WHAT THE EXERCISE ASKS » Copy out the lines below that hold the word "title".
§
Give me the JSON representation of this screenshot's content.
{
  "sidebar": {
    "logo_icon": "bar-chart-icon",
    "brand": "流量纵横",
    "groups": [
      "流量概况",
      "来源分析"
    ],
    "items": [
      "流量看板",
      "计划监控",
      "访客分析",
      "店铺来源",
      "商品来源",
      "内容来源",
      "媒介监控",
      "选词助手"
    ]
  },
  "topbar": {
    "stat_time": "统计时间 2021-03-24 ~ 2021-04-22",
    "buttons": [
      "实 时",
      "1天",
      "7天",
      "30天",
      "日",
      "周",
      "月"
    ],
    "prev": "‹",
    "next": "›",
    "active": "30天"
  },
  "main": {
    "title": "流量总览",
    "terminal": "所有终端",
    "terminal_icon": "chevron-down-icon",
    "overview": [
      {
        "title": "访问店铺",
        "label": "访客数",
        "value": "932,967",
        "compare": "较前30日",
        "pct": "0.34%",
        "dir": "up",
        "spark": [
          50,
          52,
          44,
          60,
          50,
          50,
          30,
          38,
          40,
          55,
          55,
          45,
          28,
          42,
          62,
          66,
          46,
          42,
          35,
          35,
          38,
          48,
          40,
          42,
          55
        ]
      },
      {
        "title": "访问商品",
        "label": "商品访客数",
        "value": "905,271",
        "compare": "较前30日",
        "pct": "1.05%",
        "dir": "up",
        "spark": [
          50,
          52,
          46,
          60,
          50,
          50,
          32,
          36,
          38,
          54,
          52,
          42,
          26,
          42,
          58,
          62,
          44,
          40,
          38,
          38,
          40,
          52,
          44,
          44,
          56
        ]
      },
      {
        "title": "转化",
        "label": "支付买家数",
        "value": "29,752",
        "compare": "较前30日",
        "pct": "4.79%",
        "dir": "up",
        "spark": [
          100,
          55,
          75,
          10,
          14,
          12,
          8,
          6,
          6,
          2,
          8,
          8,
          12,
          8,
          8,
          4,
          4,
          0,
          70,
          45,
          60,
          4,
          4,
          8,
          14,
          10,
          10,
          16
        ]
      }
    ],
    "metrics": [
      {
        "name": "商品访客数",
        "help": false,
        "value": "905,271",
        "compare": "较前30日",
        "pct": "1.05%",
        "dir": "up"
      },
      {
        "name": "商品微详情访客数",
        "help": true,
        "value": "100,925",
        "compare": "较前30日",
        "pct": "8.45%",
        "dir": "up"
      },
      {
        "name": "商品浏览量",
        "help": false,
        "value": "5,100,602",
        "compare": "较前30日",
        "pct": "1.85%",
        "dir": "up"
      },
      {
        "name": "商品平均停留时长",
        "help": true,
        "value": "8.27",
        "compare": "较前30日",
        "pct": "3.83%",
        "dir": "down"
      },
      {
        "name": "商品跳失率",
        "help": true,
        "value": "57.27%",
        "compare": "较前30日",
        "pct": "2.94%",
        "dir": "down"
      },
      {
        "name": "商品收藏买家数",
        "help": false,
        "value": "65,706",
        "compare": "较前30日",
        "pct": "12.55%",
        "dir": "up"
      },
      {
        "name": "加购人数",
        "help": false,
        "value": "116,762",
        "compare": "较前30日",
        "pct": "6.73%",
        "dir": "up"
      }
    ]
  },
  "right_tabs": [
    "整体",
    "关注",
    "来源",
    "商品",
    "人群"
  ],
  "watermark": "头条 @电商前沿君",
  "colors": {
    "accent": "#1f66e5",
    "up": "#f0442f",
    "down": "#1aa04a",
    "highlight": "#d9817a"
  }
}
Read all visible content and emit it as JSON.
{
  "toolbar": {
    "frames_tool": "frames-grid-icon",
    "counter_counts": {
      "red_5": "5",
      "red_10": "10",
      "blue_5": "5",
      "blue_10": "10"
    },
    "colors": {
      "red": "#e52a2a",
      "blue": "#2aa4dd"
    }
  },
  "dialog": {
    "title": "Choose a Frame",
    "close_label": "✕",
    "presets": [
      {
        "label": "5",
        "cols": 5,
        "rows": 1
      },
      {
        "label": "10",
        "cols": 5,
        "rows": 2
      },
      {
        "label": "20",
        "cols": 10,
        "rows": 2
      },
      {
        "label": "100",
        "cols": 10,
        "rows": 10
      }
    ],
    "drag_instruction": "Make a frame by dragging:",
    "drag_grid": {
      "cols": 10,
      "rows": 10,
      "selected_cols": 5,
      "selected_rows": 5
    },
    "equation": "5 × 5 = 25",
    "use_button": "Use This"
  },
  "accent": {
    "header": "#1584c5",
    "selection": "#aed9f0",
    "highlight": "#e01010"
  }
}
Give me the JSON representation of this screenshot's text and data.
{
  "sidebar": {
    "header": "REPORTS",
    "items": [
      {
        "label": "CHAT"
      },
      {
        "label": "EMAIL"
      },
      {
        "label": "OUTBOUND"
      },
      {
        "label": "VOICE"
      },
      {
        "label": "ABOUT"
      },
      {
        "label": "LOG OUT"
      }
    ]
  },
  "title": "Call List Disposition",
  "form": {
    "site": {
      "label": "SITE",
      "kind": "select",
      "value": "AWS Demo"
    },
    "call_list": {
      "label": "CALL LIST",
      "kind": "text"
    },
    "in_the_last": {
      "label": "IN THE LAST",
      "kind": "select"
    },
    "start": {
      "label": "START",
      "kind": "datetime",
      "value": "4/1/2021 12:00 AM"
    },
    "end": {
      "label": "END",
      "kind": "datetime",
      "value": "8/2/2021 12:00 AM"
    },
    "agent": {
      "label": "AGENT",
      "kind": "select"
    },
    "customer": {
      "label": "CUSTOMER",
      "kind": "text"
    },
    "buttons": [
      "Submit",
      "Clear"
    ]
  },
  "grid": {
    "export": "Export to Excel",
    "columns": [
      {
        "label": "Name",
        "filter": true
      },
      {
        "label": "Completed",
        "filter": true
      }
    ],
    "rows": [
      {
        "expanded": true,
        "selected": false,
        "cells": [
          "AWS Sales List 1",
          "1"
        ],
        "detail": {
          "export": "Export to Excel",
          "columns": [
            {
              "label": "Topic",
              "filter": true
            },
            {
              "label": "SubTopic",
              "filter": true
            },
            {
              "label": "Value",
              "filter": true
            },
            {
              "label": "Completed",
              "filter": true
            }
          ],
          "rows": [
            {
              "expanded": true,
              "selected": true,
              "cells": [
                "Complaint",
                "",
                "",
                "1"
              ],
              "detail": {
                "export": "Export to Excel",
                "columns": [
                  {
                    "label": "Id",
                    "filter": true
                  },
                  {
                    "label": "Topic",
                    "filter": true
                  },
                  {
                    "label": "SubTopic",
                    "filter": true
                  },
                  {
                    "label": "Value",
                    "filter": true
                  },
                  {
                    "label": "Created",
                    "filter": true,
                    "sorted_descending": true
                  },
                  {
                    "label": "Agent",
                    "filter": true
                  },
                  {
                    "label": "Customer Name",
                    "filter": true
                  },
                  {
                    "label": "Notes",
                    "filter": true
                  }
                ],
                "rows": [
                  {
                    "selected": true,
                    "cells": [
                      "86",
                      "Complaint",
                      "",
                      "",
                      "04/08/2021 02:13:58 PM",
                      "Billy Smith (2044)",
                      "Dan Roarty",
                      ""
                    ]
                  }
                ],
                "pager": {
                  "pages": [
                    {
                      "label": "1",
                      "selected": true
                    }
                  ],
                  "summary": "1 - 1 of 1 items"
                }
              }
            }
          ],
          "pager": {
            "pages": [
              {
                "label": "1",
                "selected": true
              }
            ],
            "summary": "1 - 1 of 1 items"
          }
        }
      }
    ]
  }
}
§
EXERCISE RESULT »
    "title": "流量总览",
        "title": "访问店铺",
        "title": "访问商品",
        "title": "转化",
    "title": "Choose a Frame",
  "title": "Call List Disposition",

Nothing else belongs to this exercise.